Saved data entries:
[Start of section]

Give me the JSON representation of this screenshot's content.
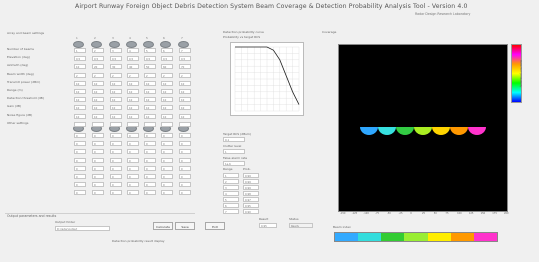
{
  "window": {
    "title": "Airport Runway Foreign Object Debris Detection System Beam Coverage & Detection Probability Analysis Tool - Version 4.0",
    "subtitle": "Radar Design Research Laboratory"
  },
  "left_panel": {
    "header": "Array and beam settings",
    "rows": [
      {
        "label": "Number of beams",
        "values": [
          "1",
          "2",
          "3",
          "4",
          "5",
          "6",
          "7",
          "8"
        ]
      },
      {
        "label": "Elevation (deg)",
        "values": [
          "0.5",
          "0.5",
          "0.5",
          "0.5",
          "0.5",
          "0.5",
          "0.5",
          "0.5"
        ]
      },
      {
        "label": "Azimuth (deg)",
        "values": [
          "10",
          "20",
          "30",
          "40",
          "50",
          "60",
          "70",
          "80"
        ]
      },
      {
        "label": "Beam width (deg)",
        "values": [
          "2",
          "2",
          "2",
          "2",
          "2",
          "2",
          "2",
          "2"
        ]
      },
      {
        "label": "Transmit power (dBm)",
        "values": [
          "10",
          "10",
          "10",
          "10",
          "10",
          "10",
          "10",
          "10"
        ]
      },
      {
        "label": "Range (m)",
        "values": [
          "10",
          "10",
          "10",
          "10",
          "10",
          "10",
          "10",
          "10"
        ]
      },
      {
        "label": "Detection threshold (dB)",
        "values": [
          "10",
          "10",
          "10",
          "10",
          "10",
          "10",
          "10",
          "10"
        ]
      },
      {
        "label": "Gain (dB)",
        "values": [
          "10",
          "10",
          "10",
          "10",
          "10",
          "10",
          "10",
          "10"
        ]
      },
      {
        "label": "Noise figure (dB)",
        "values": [
          "10",
          "10",
          "10",
          "10",
          "10",
          "10",
          "10",
          "10"
        ]
      },
      {
        "label": "Other settings",
        "values": [
          "",
          "",
          "",
          "",
          "",
          "",
          "",
          ""
        ]
      }
    ],
    "bottom_rows": [
      {
        "label": "",
        "values": [
          "0",
          "0",
          "0",
          "0",
          "0",
          "0",
          "0",
          "0"
        ]
      },
      {
        "label": "",
        "values": [
          "0",
          "0",
          "0",
          "0",
          "0",
          "0",
          "0",
          "0"
        ]
      },
      {
        "label": "",
        "values": [
          "0",
          "0",
          "0",
          "0",
          "0",
          "0",
          "0",
          "0"
        ]
      },
      {
        "label": "",
        "values": [
          "0",
          "0",
          "0",
          "0",
          "0",
          "0",
          "0",
          "0"
        ]
      },
      {
        "label": "",
        "values": [
          "0",
          "0",
          "0",
          "0",
          "0",
          "0",
          "0",
          "0"
        ]
      },
      {
        "label": "",
        "values": [
          "0",
          "0",
          "0",
          "0",
          "0",
          "0",
          "0",
          "0"
        ]
      },
      {
        "label": "",
        "values": [
          "0",
          "0",
          "0",
          "0",
          "0",
          "0",
          "0",
          "0"
        ]
      },
      {
        "label": "",
        "values": [
          "0",
          "0",
          "0",
          "0",
          "0",
          "0",
          "0",
          "0"
        ]
      }
    ],
    "col_headers": [
      "1",
      "2",
      "3",
      "4",
      "5",
      "6",
      "7",
      "8"
    ]
  },
  "bottom_left": {
    "section_label": "Output parameters and results",
    "path_label": "Output folder",
    "path_value": "D:\\radar\\output",
    "note": "Detection probability result display"
  },
  "buttons": {
    "calculate": "Calculate",
    "save": "Save",
    "exit": "Exit"
  },
  "middle": {
    "header": "Detection probability curve",
    "subheader": "Probability vs target RCS",
    "field_labels": [
      "Target RCS (dBsm)",
      "Clutter level",
      "False alarm rate"
    ],
    "field_values": [
      "0.1",
      "1",
      "1e-6"
    ],
    "small_labels": [
      "Range",
      "Prob."
    ],
    "small_values": [
      [
        "1",
        "0.99"
      ],
      [
        "2",
        "0.99"
      ],
      [
        "3",
        "0.99"
      ],
      [
        "4",
        "0.98"
      ],
      [
        "5",
        "0.97"
      ],
      [
        "6",
        "0.95"
      ],
      [
        "7",
        "0.90"
      ]
    ],
    "result_label": "Result",
    "result_value": "0.95",
    "extra_label": "Status",
    "extra_value": "Ready"
  },
  "right": {
    "plot_title": "Coverage",
    "colorbar_label": "Detection probability",
    "x_ticks": [
      "-150",
      "-125",
      "-100",
      "-75",
      "-50",
      "-25",
      "0",
      "25",
      "50",
      "75",
      "100",
      "125",
      "150",
      "175",
      "200"
    ],
    "legend_title": "Beam index",
    "legend_colors": [
      "#33aaff",
      "#33dddd",
      "#33cc33",
      "#99ee33",
      "#ffee00",
      "#ff9900",
      "#ff33cc"
    ]
  },
  "chart_data": {
    "type": "line",
    "title": "",
    "x": [
      0,
      1,
      2,
      3,
      4,
      5,
      6,
      7,
      8,
      9,
      10
    ],
    "series": [
      {
        "values": [
          1.0,
          1.0,
          1.0,
          1.0,
          1.0,
          1.0,
          0.95,
          0.8,
          0.55,
          0.3,
          0.1
        ]
      }
    ],
    "xlim": [
      0,
      10
    ],
    "ylim": [
      0,
      1
    ],
    "grid": true
  },
  "beams": {
    "colors": [
      "#2fa7ff",
      "#37e0e0",
      "#33cc44",
      "#aaee22",
      "#ffd400",
      "#ff9800",
      "#ff33cc"
    ]
  }
}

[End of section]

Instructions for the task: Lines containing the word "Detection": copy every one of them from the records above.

Your solution:
    "title": "Airport Runway Foreign Object Debris Detection System Beam Coverage & Detection Probability Analysis Tool - Version 4.0",
        "label": "Detection threshold (dB)",
    "note": "Detection probability result display"
    "header": "Detection probability curve",
    "colorbar_label": "Detection probability",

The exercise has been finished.